**ASSIGNMENT**
Please print every line of the material below exactly.
*** ENTRIES PROVIDED ***
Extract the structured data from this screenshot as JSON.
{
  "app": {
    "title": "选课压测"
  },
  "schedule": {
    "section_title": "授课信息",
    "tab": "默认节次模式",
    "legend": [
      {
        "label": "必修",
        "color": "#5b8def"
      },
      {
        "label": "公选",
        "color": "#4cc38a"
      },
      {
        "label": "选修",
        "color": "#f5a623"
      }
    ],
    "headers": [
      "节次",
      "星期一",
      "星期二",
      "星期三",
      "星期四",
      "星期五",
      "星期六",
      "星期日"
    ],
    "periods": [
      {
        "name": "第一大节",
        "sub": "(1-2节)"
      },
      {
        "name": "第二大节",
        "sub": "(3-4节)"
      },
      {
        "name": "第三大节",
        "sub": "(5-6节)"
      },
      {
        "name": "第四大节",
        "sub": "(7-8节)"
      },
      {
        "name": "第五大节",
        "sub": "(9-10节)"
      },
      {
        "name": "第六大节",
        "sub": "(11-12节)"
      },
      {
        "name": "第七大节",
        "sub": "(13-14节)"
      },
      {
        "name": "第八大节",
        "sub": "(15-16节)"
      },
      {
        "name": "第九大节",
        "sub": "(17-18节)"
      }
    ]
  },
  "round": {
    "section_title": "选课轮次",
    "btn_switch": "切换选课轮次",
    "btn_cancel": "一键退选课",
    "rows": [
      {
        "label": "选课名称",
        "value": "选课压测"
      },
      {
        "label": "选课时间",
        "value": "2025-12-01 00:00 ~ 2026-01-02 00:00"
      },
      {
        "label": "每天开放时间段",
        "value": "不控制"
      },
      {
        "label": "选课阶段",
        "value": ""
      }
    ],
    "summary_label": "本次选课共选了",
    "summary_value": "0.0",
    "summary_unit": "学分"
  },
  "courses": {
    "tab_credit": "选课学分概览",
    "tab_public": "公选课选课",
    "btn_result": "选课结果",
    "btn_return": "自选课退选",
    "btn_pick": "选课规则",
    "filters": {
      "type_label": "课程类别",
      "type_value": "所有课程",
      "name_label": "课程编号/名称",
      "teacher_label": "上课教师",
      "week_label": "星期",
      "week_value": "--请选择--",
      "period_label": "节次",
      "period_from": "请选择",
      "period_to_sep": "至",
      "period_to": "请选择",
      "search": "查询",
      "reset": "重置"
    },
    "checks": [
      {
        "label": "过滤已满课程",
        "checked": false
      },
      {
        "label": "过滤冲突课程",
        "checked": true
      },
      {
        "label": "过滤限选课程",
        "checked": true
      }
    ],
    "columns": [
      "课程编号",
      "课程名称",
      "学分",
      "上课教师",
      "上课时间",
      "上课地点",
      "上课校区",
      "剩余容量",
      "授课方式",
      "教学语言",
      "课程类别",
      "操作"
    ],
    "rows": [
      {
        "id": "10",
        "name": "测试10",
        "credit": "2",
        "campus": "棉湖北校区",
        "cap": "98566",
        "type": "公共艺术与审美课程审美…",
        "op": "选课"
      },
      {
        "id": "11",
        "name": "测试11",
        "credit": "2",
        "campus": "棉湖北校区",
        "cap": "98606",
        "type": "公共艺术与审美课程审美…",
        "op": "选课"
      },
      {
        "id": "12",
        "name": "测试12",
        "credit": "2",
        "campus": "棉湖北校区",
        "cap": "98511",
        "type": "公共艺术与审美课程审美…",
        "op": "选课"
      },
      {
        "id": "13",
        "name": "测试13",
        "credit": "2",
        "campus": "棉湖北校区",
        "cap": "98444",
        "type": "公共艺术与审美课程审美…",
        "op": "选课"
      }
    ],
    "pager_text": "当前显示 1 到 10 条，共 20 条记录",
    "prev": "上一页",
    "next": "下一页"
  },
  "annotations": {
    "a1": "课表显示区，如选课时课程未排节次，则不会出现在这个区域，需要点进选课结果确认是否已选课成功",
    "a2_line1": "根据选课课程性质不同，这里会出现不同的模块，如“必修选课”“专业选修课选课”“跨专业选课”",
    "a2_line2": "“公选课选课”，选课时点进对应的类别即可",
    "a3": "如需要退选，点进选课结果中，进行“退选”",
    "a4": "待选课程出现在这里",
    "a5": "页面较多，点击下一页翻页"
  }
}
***
**WORKED SOLUTION**
Extract the structured data from this screenshot as JSON.
{
  "app": {
    "title": "选课压测"
  },
  "schedule": {
    "section_title": "授课信息",
    "tab": "默认节次模式",
    "legend": [
      {
        "label": "必修",
        "color": "#5b8def"
      },
      {
        "label": "公选",
        "color": "#4cc38a"
      },
      {
        "label": "选修",
        "color": "#f5a623"
      }
    ],
    "headers": [
      "节次",
      "星期一",
      "星期二",
      "星期三",
      "星期四",
      "星期五",
      "星期六",
      "星期日"
    ],
    "periods": [
      {
        "name": "第一大节",
        "sub": "(1-2节)"
      },
      {
        "name": "第二大节",
        "sub": "(3-4节)"
      },
      {
        "name": "第三大节",
        "sub": "(5-6节)"
      },
      {
        "name": "第四大节",
        "sub": "(7-8节)"
      },
      {
        "name": "第五大节",
        "sub": "(9-10节)"
      },
      {
        "name": "第六大节",
        "sub": "(11-12节)"
      },
      {
        "name": "第七大节",
        "sub": "(13-14节)"
      },
      {
        "name": "第八大节",
        "sub": "(15-16节)"
      },
      {
        "name": "第九大节",
        "sub": "(17-18节)"
      }
    ]
  },
  "round": {
    "section_title": "选课轮次",
    "btn_switch": "切换选课轮次",
    "btn_cancel": "一键退选课",
    "rows": [
      {
        "label": "选课名称",
        "value": "选课压测"
      },
      {
        "label": "选课时间",
        "value": "2025-12-01 00:00 ~ 2026-01-02 00:00"
      },
      {
        "label": "每天开放时间段",
        "value": "不控制"
      },
      {
        "label": "选课阶段",
        "value": ""
      }
    ],
    "summary_label": "本次选课共选了",
    "summary_value": "0.0",
    "summary_unit": "学分"
  },
  "courses": {
    "tab_credit": "选课学分概览",
    "tab_public": "公选课选课",
    "btn_result": "选课结果",
    "btn_return": "自选课退选",
    "btn_pick": "选课规则",
    "filters": {
      "type_label": "课程类别",
      "type_value": "所有课程",
      "name_label": "课程编号/名称",
      "teacher_label": "上课教师",
      "week_label": "星期",
      "week_value": "--请选择--",
      "period_label": "节次",
      "period_from": "请选择",
      "period_to_sep": "至",
      "period_to": "请选择",
      "search": "查询",
      "reset": "重置"
    },
    "checks": [
      {
        "label": "过滤已满课程",
        "checked": false
      },
      {
        "label": "过滤冲突课程",
        "checked": true
      },
      {
        "label": "过滤限选课程",
        "checked": true
      }
    ],
    "columns": [
      "课程编号",
      "课程名称",
      "学分",
      "上课教师",
      "上课时间",
      "上课地点",
      "上课校区",
      "剩余容量",
      "授课方式",
      "教学语言",
      "课程类别",
      "操作"
    ],
    "rows": [
      {
        "id": "10",
        "name": "测试10",
        "credit": "2",
        "campus": "棉湖北校区",
        "cap": "98566",
        "type": "公共艺术与审美课程审美…",
        "op": "选课"
      },
      {
        "id": "11",
        "name": "测试11",
        "credit": "2",
        "campus": "棉湖北校区",
        "cap": "98606",
        "type": "公共艺术与审美课程审美…",
        "op": "选课"
      },
      {
        "id": "12",
        "name": "测试12",
        "credit": "2",
        "campus": "棉湖北校区",
        "cap": "98511",
        "type": "公共艺术与审美课程审美…",
        "op": "选课"
      },
      {
        "id": "13",
        "name": "测试13",
        "credit": "2",
        "campus": "棉湖北校区",
        "cap": "98444",
        "type": "公共艺术与审美课程审美…",
        "op": "选课"
      }
    ],
    "pager_text": "当前显示 1 到 10 条，共 20 条记录",
    "prev": "上一页",
    "next": "下一页"
  },
  "annotations": {
    "a1": "课表显示区，如选课时课程未排节次，则不会出现在这个区域，需要点进选课结果确认是否已选课成功",
    "a2_line1": "根据选课课程性质不同，这里会出现不同的模块，如“必修选课”“专业选修课选课”“跨专业选课”",
    "a2_line2": "“公选课选课”，选课时点进对应的类别即可",
    "a3": "如需要退选，点进选课结果中，进行“退选”",
    "a4": "待选课程出现在这里",
    "a5": "页面较多，点击下一页翻页"
  }
}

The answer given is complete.